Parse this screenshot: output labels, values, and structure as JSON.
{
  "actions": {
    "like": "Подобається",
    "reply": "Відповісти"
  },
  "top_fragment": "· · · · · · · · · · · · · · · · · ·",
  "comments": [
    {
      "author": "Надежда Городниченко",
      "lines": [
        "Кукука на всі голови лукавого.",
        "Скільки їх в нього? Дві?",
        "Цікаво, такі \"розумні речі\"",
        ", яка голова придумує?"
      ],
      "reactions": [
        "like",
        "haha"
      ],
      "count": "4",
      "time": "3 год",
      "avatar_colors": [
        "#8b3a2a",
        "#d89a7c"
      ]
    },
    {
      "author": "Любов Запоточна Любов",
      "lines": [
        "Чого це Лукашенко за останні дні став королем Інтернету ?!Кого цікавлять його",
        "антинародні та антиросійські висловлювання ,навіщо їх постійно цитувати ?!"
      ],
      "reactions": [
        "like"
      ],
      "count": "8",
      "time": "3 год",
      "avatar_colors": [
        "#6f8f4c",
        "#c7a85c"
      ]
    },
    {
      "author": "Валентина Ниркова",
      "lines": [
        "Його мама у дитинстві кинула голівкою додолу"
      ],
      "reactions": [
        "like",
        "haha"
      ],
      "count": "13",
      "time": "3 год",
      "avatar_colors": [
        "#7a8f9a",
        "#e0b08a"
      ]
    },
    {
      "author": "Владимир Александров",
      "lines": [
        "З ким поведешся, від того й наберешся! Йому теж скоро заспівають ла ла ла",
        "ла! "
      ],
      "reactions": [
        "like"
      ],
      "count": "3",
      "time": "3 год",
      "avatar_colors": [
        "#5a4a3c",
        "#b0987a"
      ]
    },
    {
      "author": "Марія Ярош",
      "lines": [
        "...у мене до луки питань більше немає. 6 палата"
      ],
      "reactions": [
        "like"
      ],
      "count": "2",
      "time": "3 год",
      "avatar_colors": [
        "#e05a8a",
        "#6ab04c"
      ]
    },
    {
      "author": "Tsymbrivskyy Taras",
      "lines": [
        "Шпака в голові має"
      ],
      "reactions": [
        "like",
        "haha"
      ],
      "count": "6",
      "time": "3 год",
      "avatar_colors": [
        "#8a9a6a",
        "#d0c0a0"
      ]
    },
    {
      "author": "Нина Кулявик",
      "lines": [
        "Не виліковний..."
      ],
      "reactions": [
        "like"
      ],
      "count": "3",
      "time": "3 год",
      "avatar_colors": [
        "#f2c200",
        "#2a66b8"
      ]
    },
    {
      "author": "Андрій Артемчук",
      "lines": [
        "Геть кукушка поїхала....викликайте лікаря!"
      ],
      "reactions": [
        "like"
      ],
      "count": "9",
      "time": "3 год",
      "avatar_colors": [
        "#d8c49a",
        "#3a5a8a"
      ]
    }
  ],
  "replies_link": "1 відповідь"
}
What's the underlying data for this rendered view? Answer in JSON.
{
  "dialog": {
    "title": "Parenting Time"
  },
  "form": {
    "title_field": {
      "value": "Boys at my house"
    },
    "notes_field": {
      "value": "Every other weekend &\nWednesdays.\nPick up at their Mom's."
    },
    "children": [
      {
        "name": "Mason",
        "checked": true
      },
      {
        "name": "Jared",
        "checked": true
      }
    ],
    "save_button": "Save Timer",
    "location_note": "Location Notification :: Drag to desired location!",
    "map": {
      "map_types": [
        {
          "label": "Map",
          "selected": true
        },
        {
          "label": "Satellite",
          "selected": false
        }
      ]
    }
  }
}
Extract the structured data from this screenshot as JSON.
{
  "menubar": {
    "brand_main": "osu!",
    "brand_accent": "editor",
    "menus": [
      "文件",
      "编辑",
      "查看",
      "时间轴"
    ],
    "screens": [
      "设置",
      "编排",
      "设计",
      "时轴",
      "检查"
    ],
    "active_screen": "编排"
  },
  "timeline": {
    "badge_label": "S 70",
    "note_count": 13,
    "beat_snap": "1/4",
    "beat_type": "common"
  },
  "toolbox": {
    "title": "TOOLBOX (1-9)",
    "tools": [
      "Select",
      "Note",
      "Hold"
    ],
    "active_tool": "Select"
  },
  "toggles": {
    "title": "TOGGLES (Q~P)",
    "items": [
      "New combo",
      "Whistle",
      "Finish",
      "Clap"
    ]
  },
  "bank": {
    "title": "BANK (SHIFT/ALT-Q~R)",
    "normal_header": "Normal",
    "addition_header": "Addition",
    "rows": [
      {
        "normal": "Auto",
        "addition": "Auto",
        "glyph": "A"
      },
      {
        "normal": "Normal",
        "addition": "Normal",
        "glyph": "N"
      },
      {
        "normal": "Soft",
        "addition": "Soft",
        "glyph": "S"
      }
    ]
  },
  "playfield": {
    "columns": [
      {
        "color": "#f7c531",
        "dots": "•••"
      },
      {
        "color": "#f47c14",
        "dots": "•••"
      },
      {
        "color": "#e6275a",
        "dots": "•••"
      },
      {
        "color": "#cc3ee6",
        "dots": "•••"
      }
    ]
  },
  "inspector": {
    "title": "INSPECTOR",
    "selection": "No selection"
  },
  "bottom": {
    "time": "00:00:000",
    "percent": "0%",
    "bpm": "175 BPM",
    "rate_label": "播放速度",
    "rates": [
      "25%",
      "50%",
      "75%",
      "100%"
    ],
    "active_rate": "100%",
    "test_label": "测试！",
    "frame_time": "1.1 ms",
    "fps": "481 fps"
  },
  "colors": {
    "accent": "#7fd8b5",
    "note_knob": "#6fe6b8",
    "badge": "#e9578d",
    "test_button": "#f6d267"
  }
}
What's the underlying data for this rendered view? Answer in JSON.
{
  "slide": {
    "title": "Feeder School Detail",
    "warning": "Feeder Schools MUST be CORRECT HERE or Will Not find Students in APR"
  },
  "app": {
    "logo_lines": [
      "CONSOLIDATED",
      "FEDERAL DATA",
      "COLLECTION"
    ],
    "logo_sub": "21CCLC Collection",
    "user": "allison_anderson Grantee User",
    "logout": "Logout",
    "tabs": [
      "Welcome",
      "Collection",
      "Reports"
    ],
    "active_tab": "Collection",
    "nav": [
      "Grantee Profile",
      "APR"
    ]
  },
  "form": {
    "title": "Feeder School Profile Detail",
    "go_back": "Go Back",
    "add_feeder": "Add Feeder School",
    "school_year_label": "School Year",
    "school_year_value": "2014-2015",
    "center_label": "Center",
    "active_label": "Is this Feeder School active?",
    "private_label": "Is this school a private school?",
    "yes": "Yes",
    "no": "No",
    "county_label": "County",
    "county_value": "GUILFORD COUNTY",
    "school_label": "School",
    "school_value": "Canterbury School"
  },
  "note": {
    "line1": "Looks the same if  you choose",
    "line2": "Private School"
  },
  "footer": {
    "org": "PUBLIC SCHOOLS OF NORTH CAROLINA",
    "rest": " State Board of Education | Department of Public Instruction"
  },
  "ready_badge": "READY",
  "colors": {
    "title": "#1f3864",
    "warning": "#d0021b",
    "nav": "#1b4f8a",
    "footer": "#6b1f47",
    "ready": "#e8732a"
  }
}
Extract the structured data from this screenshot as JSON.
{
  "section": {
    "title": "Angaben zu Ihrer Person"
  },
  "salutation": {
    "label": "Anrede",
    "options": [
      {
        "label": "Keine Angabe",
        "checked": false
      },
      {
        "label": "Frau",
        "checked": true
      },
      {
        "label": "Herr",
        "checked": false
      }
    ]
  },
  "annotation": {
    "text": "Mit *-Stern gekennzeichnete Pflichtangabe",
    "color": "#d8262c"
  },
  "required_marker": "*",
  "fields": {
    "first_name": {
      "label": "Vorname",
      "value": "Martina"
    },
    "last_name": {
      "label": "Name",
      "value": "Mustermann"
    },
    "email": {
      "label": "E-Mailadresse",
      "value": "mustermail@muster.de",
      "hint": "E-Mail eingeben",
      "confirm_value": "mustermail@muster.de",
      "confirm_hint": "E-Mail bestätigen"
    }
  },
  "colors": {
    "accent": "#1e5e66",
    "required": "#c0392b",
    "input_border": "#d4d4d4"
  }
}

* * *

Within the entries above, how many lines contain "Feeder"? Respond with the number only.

5